I also got the chance to sit in a tent with seven Muslim-background men, six of which were Afghani, and one was a Syrian Kurdish man. One of the men was interpreting for us and we were just chatting with them. We found out that the Syrian man in the room had been baptized in the name of Jesus the week before, along with four other men and has been reading his Bible ever since! Another man in the room was holding a Farsi New Testament that he was going to start reading later that day. These people who have never had the opportunity to hear about Jesus as their Savior are hearing about Him for the first time. And because there is nothing else for them to do with their time, they love listening to our stories about Jesus and are happy to read the Bible!
As I've been reflecting on my time in Greece, and what God is doing there, and in all of Europe with the refugees, what I feel like God is calling me to do now is to pray for the refugees and the workers who are there, and to educate people here about the crisis through my direct experience.
This is the testimony of my faithful young friend, who is able to set aside her differences with people of different faiths and nationalities to see people as Jesus sees them ... people that He created; people who desperately need to know Him as the world deteriorates into chaos and lawlessness.
She approached her calling from Jesus with no fear; only excitement, and as she wrote me, "an expectancy for what God is going to do in us and through us as we interact with the refugees." Note that she didn't say she was "hoping" that God would work in her and through her, but she was "expecting" it! That is more than youthful optimism. That is faith in the power of God, and comes from a trust and confidence rooted in her spirit; a spirit that is supernaturally connected to her Creator.
So, now we have to come to terms with the spiritual aspects of this world. Can you see that the Enemy wants us to concentrate on the very real danger of Muslim extremists, who are used as instruments of wickedness and perhaps, judgment? But at the same time, can you see that Jesus is still moving and ministering in the world; even in the midst of refugee camps that very likely contain men intent on carrying out more evil? The recent attacks on a restaurant in Bangladesh remind us that Evil is ever present.
And the Bible tells us that, along with this wickedness, mankind will not escape the humanitarian crises that my young friend witnessed. Earth has become the battleground for the war in the spiritual realm. And my friend is absolutely correct ... we must pray for the innocent refugees, and the workers who are ministering to them. We must tell the world about the very real human suffering that is going on. And, most importantly, we must praise God, who draws people unto Himself through the teaching of the gospel. Thank you, Lord, that people like my young friend answer your call. It is exciting to hear, first-hand, of the drawing power of your Word to save! And we ask for continuous strength and revelation to do what You need us to do, in the Name of Jesus. Amen!

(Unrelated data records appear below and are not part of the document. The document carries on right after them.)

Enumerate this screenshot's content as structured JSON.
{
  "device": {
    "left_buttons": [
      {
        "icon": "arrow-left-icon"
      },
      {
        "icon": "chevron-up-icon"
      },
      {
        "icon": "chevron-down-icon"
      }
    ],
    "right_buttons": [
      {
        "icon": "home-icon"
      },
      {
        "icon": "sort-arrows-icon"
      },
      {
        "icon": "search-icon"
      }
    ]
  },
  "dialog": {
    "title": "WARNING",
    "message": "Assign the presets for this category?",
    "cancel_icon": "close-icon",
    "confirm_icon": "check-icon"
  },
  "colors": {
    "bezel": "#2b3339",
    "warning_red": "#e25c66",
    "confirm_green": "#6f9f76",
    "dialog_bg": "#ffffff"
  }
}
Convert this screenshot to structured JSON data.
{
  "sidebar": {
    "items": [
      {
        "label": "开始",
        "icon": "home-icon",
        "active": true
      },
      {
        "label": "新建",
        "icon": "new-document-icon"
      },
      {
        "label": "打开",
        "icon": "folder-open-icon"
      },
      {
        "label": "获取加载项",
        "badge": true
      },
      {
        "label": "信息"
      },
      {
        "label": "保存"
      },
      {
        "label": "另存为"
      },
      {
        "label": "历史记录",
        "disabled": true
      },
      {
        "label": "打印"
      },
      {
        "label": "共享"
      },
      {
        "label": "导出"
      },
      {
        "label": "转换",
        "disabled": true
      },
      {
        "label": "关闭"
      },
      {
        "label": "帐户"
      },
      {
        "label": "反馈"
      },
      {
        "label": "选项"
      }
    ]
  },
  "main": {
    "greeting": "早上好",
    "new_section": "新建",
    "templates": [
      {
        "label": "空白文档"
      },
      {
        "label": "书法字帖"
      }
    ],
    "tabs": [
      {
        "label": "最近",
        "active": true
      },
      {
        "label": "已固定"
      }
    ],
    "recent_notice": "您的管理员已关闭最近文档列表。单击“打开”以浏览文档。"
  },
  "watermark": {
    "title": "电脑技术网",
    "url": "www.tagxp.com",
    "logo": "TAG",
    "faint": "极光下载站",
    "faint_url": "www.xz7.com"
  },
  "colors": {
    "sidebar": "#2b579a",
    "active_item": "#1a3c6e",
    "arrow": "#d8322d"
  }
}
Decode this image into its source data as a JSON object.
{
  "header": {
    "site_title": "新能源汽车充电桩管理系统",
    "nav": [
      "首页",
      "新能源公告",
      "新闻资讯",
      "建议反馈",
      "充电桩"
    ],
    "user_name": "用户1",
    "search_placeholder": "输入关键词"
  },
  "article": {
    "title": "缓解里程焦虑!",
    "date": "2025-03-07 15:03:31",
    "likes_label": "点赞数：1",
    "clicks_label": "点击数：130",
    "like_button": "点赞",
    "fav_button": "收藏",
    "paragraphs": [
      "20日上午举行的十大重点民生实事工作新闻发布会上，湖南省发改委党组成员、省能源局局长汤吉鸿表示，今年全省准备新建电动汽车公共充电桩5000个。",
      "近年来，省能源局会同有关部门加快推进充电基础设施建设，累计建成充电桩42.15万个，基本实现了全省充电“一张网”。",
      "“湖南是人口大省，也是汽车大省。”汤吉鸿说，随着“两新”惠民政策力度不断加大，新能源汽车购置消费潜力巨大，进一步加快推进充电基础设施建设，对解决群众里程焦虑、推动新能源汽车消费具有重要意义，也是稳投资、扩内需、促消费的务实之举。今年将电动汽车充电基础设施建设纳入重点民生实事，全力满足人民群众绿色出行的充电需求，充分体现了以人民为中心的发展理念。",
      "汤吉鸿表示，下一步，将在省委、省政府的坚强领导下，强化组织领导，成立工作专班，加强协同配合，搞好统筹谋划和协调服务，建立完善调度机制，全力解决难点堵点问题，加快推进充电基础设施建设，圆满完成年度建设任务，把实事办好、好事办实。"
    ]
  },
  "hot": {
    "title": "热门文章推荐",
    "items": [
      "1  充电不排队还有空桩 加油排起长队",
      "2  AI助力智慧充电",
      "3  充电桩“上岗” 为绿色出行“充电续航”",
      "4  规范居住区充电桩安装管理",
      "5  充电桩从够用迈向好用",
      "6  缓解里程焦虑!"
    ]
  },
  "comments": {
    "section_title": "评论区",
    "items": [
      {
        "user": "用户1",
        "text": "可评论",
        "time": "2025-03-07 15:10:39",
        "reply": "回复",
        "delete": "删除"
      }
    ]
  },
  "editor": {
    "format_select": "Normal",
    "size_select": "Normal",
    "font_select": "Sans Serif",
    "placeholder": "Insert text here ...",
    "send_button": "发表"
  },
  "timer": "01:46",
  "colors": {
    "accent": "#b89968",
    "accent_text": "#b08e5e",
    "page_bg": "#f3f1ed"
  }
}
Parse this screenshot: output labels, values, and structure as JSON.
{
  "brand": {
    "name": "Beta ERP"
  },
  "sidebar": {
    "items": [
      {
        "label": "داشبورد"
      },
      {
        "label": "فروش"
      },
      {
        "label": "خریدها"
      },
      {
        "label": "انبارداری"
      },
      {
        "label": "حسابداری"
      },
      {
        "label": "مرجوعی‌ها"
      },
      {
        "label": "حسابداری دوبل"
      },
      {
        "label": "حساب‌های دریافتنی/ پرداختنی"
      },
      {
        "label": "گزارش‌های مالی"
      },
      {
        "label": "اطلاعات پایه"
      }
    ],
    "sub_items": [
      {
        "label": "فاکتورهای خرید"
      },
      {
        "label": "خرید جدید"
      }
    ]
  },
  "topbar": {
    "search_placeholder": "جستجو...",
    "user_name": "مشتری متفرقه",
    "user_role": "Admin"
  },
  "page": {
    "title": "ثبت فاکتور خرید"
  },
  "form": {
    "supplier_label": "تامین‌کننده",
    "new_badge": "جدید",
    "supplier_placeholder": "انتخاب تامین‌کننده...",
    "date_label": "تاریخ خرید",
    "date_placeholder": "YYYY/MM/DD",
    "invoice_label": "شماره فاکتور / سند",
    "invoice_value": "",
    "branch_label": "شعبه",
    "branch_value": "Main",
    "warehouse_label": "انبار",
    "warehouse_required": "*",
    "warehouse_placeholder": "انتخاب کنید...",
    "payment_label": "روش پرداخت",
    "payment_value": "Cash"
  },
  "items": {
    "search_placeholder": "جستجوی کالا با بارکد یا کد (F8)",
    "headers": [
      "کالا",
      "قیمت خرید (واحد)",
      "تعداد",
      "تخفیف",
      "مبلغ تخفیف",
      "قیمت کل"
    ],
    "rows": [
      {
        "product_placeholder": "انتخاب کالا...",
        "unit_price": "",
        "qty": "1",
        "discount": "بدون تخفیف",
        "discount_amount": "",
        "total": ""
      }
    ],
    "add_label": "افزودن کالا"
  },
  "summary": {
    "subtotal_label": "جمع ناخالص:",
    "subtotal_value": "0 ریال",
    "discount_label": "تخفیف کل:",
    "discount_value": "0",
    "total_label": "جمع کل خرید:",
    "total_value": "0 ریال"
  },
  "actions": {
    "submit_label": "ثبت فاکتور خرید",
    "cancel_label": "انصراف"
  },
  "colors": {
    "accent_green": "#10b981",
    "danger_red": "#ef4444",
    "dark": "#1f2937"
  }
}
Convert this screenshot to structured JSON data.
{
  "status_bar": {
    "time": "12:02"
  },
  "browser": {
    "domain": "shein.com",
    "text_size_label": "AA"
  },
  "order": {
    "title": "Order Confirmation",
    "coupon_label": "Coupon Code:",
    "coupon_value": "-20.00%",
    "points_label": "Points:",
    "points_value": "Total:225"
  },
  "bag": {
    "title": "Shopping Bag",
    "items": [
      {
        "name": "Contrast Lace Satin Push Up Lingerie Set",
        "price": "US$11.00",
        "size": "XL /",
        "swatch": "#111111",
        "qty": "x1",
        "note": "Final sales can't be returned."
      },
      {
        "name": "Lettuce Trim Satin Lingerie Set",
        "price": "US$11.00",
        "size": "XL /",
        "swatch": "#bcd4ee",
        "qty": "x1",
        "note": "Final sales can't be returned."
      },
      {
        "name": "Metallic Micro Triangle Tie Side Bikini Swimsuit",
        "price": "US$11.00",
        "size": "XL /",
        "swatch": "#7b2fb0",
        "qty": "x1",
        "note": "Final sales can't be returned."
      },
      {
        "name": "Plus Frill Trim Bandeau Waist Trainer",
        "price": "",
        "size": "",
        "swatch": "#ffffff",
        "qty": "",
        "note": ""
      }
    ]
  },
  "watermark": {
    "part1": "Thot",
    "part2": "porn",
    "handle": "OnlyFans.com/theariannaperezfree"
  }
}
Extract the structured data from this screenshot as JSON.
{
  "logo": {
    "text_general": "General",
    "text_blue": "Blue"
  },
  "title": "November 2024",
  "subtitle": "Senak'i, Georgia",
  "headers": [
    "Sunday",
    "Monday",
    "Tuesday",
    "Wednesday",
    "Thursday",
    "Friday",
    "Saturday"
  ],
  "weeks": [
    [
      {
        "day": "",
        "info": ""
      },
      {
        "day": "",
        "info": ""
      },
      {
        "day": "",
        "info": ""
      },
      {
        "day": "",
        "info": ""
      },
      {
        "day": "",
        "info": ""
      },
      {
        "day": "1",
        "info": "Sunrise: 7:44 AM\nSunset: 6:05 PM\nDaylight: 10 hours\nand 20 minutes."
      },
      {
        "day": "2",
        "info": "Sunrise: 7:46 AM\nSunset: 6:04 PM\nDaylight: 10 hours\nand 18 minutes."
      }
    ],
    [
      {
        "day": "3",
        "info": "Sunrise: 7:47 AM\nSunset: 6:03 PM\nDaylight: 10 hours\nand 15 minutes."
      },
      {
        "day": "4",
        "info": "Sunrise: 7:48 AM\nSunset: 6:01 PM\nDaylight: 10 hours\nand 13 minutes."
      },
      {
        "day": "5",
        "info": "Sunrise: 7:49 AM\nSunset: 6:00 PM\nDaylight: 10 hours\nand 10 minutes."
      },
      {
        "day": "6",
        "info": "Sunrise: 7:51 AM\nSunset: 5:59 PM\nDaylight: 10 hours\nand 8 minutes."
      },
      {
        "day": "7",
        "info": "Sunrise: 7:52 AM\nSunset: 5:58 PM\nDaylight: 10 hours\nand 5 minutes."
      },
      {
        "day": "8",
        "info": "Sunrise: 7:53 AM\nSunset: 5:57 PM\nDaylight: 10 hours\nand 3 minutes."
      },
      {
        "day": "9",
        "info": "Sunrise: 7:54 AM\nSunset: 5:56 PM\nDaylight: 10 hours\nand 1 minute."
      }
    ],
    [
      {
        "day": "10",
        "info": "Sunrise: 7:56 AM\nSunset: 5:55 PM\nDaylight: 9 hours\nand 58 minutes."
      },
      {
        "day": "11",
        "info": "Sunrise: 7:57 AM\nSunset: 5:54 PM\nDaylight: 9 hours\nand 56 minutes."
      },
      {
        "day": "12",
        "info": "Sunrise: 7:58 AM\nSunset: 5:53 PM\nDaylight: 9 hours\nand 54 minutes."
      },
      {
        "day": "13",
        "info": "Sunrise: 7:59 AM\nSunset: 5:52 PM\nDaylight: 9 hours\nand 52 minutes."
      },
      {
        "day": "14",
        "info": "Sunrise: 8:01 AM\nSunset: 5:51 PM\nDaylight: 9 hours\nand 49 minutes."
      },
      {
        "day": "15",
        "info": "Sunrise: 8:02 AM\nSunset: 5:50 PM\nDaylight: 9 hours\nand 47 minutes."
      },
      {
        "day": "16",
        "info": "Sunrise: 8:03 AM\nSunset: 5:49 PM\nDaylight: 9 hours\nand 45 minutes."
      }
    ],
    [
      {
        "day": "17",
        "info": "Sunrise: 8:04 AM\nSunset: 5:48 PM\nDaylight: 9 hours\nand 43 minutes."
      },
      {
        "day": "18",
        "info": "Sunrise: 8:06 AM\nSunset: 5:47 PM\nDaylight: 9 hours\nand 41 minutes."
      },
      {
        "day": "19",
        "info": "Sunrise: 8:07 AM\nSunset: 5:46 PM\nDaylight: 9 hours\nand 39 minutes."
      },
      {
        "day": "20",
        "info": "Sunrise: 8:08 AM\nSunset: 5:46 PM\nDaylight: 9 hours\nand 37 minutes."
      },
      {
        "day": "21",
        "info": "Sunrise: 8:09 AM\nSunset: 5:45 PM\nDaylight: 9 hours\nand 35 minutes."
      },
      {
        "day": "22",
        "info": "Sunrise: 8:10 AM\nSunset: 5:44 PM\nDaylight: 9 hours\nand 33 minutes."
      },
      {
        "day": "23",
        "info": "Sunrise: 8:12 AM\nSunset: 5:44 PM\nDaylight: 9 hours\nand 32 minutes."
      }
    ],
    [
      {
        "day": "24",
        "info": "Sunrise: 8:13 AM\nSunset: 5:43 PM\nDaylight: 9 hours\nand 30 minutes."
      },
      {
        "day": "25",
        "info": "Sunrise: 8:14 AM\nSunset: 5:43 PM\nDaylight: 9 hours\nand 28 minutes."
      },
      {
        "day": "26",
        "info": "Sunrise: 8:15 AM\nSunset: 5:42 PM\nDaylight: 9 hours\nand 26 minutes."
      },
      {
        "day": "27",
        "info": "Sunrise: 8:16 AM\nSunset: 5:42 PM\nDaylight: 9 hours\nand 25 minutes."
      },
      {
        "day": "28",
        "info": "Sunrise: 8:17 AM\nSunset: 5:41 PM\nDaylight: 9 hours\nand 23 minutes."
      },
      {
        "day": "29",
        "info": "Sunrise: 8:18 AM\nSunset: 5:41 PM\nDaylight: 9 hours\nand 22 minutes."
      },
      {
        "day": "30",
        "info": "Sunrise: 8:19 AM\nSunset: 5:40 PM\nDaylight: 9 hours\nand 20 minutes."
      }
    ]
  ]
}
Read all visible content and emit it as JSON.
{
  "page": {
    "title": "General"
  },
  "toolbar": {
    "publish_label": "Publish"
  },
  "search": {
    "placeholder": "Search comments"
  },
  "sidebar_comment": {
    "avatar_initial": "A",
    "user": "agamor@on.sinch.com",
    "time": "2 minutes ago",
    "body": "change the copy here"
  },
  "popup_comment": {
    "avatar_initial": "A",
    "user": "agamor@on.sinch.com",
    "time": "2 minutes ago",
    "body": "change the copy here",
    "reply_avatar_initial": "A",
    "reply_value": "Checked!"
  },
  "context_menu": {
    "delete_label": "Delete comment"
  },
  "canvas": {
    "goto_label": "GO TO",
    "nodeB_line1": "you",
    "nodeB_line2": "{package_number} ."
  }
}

Colossians 1:6 "In the same way, the gospel is bearing fruit and growing throughout the whole world—just as it has been doing among you since the day you heard it and truly understood God’s grace."